In the meantime, I’d like to like to use the luxury of the Internet’s boundless space to expand upon some of the thorny issues the article raised: Continue reading
Sample of materials proposed for 75 New St.
Public comment turned the tide at two public hearings last week, again demonstrating the importance of our showing up and speaking up on matters large and small that affect the quality of life in our area. Encouraging greater civic engagement is central to our group’s mission to raise the level and quality of public discourse on neighborhood planning and development issues.

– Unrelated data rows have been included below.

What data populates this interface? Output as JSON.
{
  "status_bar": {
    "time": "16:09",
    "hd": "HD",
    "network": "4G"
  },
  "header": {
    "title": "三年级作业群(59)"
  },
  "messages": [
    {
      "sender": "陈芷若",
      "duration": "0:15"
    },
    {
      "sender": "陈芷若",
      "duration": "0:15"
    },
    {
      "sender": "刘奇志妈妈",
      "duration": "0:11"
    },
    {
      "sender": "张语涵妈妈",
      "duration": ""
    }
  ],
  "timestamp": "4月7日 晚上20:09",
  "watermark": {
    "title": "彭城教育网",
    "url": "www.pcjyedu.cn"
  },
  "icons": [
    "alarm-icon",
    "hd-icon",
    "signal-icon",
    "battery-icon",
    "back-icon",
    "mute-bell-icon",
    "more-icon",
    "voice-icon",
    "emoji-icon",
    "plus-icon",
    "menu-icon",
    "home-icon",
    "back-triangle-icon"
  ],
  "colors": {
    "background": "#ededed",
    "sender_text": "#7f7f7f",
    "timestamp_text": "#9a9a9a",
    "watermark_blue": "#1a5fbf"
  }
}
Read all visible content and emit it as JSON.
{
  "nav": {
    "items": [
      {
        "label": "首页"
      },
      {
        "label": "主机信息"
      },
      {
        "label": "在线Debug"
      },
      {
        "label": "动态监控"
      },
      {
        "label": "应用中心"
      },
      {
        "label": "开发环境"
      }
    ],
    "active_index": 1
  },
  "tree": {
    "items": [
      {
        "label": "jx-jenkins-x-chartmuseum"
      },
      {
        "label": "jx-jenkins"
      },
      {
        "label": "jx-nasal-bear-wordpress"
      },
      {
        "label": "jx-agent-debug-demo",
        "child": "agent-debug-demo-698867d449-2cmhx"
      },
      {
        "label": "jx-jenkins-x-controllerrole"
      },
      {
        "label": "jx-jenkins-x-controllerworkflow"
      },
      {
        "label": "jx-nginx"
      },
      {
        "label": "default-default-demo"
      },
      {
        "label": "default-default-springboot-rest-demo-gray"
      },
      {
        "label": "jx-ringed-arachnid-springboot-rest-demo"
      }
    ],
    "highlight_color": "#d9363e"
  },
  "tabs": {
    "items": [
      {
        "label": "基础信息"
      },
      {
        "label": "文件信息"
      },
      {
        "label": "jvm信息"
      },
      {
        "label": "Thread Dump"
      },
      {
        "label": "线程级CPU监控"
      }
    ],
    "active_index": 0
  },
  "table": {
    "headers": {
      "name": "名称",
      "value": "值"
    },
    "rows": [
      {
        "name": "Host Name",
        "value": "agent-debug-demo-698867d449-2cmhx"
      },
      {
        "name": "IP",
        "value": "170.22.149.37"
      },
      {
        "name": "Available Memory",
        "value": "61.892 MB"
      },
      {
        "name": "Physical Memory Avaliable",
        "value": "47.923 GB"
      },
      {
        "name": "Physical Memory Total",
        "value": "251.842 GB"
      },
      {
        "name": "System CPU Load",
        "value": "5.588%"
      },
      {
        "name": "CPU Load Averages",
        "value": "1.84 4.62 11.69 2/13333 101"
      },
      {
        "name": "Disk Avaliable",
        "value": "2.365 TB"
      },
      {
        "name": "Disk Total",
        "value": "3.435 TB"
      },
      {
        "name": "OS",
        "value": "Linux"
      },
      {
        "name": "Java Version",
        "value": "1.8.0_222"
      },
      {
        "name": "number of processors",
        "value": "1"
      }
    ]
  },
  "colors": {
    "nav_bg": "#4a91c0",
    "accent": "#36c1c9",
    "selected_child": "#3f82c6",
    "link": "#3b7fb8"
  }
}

75 New Street: Case Continued Again
On Tuesday, September 16th, the Planning Board resumed its consideration of the 93-unit project at 75 New Street, and once again did not make make a decision, continuing the case to a fifth hearing (to be scheduled within the next 60 days). Continue reading
Aerial view of 180R Cambridge Park Drive
The Planning Board will hold a public hearing on July 8 to review a proposed residential development near the Alewife MBTA station. Below is an extract of the comments that the FPRA officers submitted to the Board for consideration. The complete document is here (17 pages). Continue reading
603 Concord Ave.
Wouldn’t it be nice if we could all live in the dreamscape neighborhoods depicted in architectural renderings? The sun is always shining, traffic is minimal, and the people look so carefree and unhurried. The warm light in watercolor washes is so flattering, especially to building materials like concrete clapboard that up close don’t look so soft around the edges.
We have the technology to create virtual reality simulations of what proposed buildings would look like in their real-life urban context, yet major development projects are routinely approved based on old-fashioned renderings — the architectural equivalent of what fashion models are to real women. Continue reading
160 Cambridge Park Drive. This new, 100% residential building will offer 398 units (all 1 & 2 bedrooms). In the foreground, another already permitted building (165 Cambridge Park Drive) will offer an additional 244 units.
One of the concerns we have over the large development projects currently in the Alewife pipeline is that they are almost exclusively single-use, 100% residential buildings, when one of the stated goals of the 2005 Concord Alewife rezoning was to promote mixed-use development. The area’s 2005 rezoning was intended to further the planning study’s vision, which emphasized the following: “creating a people oriented sense of place; developing a neighborhood gathering-place for people who live, work, play, and shop in the area; overcoming barriers and creating much needed connections to achieve a walkable neighborhood; and enhancing the environment.” Continue reading